It's been a long, difficult season for the marsh ponies of northern Beaufort County, not to mention the humans working to ensure their health. That's why Venaye Reece McGlashan is happy to report: "Everybody is very happy the ponies have made it through the winter."
The feral marsh ponies -- hybrids of Shetland ponies and marsh tackies -- have roamed the tidal flats near Little Horse Island for about five decades. The herd included about 20 animals as recently as this past fall, when when one wandered into a road and was struck and killed by a car. That's when residents banded together and enlisted veterinarians and animal control officials to help protect the horses.
The marsh ponies were corralled. All were vaccinated. Some were gelded and returned to the marsh, others sent to adoptive homes, according to McGlashan, a retired vet who moved to St. Helena Island several years ago.
The volunteers' action thinned the herd to seven adults and one colt, reducing pressure on their primary food source -- marsh grass, which was becoming scarce. The animals that kept wandering away likely were seeking other places to graze, McGlashan said. Now, the marsh grass is showing signs of new growth, although the horses have been challenged by an unusually cold winter.

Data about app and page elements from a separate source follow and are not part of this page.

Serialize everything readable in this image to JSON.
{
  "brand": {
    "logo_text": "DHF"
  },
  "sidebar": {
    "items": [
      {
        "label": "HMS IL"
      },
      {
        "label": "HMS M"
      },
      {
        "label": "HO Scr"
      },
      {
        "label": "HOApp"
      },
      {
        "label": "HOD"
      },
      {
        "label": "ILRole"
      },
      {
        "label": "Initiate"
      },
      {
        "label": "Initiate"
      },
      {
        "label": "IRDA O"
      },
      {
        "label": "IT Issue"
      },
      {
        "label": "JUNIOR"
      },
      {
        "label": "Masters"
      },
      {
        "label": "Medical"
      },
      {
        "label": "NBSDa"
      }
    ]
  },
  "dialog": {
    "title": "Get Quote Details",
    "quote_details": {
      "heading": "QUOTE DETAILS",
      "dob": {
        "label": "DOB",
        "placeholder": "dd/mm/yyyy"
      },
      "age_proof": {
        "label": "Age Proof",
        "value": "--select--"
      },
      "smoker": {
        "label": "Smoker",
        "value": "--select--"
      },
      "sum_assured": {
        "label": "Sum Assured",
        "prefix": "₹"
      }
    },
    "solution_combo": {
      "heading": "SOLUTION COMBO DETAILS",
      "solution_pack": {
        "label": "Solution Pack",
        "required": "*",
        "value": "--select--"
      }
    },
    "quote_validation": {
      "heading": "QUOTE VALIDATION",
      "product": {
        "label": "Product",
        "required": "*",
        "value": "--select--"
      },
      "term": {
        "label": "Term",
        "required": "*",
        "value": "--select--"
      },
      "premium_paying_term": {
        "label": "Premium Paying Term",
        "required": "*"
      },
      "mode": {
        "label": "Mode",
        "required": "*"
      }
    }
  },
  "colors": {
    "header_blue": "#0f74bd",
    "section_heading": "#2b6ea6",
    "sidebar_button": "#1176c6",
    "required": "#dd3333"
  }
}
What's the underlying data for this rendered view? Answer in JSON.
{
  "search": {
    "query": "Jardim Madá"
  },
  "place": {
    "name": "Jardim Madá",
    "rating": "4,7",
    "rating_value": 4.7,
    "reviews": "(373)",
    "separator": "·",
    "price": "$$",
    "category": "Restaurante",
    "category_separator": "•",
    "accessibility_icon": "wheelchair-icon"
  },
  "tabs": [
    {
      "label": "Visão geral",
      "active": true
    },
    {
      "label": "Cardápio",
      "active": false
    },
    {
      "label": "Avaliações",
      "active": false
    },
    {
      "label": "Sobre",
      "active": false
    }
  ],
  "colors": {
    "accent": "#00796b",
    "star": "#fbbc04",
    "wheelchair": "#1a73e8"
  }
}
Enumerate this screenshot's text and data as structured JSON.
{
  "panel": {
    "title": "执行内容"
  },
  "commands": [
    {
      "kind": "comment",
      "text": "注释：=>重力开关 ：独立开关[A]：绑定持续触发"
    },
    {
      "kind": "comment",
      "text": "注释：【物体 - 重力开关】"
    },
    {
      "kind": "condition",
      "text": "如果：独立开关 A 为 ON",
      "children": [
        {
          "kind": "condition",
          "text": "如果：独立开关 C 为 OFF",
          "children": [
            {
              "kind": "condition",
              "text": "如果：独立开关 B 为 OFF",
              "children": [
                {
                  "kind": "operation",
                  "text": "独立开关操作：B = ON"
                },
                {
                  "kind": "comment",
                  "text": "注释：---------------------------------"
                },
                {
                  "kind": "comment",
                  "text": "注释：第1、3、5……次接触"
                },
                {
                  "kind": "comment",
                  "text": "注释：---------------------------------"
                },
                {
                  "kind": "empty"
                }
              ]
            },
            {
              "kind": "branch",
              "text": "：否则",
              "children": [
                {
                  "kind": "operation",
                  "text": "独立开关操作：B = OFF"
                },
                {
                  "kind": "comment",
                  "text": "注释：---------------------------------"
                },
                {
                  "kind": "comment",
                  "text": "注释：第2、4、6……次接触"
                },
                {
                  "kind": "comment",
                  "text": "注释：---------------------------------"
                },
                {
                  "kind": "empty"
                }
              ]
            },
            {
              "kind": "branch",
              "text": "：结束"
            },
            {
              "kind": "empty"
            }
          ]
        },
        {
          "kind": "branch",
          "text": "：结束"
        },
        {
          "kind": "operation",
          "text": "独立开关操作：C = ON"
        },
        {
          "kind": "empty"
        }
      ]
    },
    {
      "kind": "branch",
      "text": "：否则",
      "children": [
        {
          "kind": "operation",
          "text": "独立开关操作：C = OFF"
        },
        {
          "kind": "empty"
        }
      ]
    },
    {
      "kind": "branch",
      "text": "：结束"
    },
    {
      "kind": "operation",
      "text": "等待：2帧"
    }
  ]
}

McGlashan said she and her husband, Dave, made daily trips to the marsh to supplement the ponies' diet with pellet feed and hay. Neighbors have donated $400 to $500 to purchase the feed, which costs about $15 for a 50-pound bag, she said. Others have donated hay.
The horses seem to be doing well, McGlashan said.
McGlashan said that although the population seems to again be stabilized, a more permanent solution is needed.
"This is not a long-term solution. We cannot do this forever," she said.
Pat Snow, a Horse Island resident who has helped collect and account for donations to help the horses, said this past November that she wants a government agency to declare the area a sanctuary for the ponies. Beaufort County Animal Control director Tallulah Trice suggested that might be possible through the county's Rural and Critical Lands Program.
McGlashan said she also is reaching out to the Fripp Audubon Club, which might have an interest in preserving the surroundings, as well. The tidal flats are attract many birds, and there are rookeries and roosting spots nearby, she said.
Reprinted with permission from http://www.islandpacket.com/2015/03/09/3634196_little-horse-island-revisited.html?rh=1